Researchers performed a randomized, controlled trial of obese employees at Children's Hospital of Philadelphia to see whether offering money to a group or to individuals resulted in greater weight loss. Thirty-five employees were assigned to the control group; 35 were assigned to receive $100 each per month for meeting or bettering their weight loss goals; and 35 were assigned to receive $500 per month, which was split within five-person subgroups. For the group incentive, money that would have gone to participants who did not meet their weight loss goals was instead divided equally among those who did. All study participants were weighed monthly over 24 weeks. Study results were published Tuesday in Annals of Internal Medicine.

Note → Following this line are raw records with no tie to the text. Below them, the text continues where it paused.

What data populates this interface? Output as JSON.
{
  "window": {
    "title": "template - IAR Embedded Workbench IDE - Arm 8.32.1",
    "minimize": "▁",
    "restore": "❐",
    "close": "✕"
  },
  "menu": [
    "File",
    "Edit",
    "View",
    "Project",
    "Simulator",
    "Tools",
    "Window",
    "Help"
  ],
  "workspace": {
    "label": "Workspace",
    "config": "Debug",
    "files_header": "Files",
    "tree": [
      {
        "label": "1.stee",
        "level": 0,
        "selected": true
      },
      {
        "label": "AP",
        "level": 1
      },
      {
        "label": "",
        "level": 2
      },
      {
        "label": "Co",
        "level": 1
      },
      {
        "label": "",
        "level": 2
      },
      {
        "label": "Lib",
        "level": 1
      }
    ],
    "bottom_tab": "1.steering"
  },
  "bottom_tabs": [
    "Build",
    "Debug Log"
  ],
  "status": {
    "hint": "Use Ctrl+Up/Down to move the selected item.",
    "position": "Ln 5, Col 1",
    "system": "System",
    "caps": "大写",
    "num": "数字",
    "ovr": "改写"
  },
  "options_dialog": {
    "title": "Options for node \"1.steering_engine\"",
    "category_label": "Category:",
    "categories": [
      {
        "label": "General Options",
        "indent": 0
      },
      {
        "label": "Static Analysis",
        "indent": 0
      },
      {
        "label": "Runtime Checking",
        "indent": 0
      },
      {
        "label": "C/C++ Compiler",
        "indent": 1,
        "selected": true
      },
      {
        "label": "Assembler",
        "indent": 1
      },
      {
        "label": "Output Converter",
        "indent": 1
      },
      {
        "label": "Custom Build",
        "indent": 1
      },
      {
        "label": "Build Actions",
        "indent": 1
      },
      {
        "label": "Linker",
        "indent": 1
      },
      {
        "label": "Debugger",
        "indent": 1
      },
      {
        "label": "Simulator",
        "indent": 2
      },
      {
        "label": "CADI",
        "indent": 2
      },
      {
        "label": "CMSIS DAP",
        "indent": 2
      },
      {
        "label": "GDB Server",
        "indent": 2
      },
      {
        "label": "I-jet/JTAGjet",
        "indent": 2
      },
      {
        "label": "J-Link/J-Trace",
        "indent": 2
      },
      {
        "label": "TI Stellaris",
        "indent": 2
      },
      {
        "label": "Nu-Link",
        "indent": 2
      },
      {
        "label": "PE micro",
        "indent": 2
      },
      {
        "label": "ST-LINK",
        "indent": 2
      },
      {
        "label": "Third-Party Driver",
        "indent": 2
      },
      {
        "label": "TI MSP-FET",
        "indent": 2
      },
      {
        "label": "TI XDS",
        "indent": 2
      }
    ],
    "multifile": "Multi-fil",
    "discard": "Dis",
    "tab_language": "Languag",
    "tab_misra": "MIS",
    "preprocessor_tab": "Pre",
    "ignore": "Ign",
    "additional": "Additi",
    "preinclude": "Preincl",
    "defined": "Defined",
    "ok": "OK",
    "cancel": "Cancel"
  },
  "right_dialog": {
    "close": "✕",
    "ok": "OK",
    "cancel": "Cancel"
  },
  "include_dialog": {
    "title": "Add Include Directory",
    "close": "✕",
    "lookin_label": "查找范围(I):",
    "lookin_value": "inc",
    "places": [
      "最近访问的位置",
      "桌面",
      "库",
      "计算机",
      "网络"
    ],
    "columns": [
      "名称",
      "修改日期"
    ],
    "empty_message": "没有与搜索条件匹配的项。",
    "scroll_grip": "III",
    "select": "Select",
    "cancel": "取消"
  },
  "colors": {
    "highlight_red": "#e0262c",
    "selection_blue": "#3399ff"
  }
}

The study found that at 24 weeks, employees who were offered a group incentive lost more weight than both controls (mean between-group difference, 4.4 kg; P<0.001) and those offered an individual incentive (mean between-group difference, 3.2 kg; P=0.008). Employees in the group-incentive arm also maintained greater weight loss than controls, but not individual-incentive participants, 12 weeks after the incentives ended.
The authors noted that their study was done at only one institution and that its follow-up was short. However, they concluded that in this trial of an employer-based intervention, group financial incentives worked better than individual ones for weight loss. Their results demonstrate that "varying features of incentive design can lead to important differences in the costs of incentives and their effects on health outcome," they wrote.